**What to work on**: Tally up the lines below with "title" in them. Answer with the number only.
----- Record extracts -----
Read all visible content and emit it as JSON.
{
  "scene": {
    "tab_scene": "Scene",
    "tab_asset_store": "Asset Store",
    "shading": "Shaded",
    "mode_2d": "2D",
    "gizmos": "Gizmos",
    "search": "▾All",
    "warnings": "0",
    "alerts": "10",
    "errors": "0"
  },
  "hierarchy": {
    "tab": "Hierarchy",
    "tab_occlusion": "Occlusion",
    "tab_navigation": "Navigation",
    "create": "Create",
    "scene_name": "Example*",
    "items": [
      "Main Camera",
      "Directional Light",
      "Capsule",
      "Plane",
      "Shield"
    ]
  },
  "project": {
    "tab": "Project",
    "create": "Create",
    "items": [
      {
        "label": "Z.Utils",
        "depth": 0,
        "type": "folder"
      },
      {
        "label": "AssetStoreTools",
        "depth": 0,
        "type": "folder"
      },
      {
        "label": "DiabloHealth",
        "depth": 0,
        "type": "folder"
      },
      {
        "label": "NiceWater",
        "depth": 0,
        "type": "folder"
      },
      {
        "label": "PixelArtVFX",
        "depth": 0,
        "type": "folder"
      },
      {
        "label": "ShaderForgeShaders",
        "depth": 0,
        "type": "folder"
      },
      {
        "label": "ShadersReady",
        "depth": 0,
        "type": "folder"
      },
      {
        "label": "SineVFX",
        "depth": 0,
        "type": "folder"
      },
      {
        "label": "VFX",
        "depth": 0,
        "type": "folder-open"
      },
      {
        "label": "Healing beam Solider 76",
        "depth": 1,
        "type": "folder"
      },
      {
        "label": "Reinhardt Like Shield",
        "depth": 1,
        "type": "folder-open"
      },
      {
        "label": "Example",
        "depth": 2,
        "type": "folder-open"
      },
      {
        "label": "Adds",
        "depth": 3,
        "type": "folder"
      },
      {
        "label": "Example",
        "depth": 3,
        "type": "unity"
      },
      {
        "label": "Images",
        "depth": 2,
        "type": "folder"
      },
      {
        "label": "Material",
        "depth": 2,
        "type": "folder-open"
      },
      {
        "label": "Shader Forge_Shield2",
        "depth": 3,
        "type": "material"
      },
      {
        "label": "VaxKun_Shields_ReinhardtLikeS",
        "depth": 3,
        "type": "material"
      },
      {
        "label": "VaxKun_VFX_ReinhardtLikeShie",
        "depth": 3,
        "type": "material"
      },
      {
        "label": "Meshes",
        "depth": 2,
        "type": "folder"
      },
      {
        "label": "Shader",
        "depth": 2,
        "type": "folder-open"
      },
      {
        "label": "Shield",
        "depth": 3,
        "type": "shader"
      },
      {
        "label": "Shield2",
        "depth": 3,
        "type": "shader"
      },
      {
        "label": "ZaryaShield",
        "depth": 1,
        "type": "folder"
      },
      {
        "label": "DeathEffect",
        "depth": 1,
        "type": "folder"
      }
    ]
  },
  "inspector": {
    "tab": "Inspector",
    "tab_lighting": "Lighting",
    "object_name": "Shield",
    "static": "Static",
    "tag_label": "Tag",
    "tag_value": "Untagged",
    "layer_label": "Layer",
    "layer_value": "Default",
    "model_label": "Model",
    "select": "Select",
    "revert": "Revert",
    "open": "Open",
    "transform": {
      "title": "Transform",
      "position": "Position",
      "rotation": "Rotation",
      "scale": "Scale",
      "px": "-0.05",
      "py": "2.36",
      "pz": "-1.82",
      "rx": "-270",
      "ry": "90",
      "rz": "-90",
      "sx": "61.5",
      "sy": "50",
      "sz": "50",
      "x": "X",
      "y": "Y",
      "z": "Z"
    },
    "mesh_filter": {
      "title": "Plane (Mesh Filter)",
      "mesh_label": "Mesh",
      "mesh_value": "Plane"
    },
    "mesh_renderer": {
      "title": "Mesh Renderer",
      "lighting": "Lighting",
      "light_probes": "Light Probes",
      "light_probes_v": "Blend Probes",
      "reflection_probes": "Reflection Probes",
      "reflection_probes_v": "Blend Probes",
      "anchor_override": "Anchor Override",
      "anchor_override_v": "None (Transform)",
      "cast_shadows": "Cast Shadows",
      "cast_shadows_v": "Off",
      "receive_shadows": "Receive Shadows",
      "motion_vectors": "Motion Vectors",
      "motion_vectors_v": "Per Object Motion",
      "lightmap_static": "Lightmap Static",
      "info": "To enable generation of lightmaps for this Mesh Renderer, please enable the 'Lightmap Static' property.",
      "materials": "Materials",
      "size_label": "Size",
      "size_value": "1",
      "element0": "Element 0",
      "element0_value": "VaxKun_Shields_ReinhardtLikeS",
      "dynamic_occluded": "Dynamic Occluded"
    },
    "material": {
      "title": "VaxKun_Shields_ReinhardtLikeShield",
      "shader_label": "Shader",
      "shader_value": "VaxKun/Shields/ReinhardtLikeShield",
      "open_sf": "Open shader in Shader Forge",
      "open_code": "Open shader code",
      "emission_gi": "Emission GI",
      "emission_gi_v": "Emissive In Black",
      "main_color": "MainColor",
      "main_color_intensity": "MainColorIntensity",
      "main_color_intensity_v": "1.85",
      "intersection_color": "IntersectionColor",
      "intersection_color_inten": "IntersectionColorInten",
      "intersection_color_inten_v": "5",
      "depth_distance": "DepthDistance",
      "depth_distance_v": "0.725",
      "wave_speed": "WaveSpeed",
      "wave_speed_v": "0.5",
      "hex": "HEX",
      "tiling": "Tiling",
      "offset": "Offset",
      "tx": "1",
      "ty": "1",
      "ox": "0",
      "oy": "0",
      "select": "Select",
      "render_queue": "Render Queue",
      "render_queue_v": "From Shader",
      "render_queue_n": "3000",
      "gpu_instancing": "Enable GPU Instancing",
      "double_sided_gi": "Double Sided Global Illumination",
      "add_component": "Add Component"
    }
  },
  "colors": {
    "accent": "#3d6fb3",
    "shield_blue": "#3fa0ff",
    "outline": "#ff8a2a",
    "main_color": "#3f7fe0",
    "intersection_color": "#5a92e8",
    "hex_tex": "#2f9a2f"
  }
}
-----
**Expected answer**: 4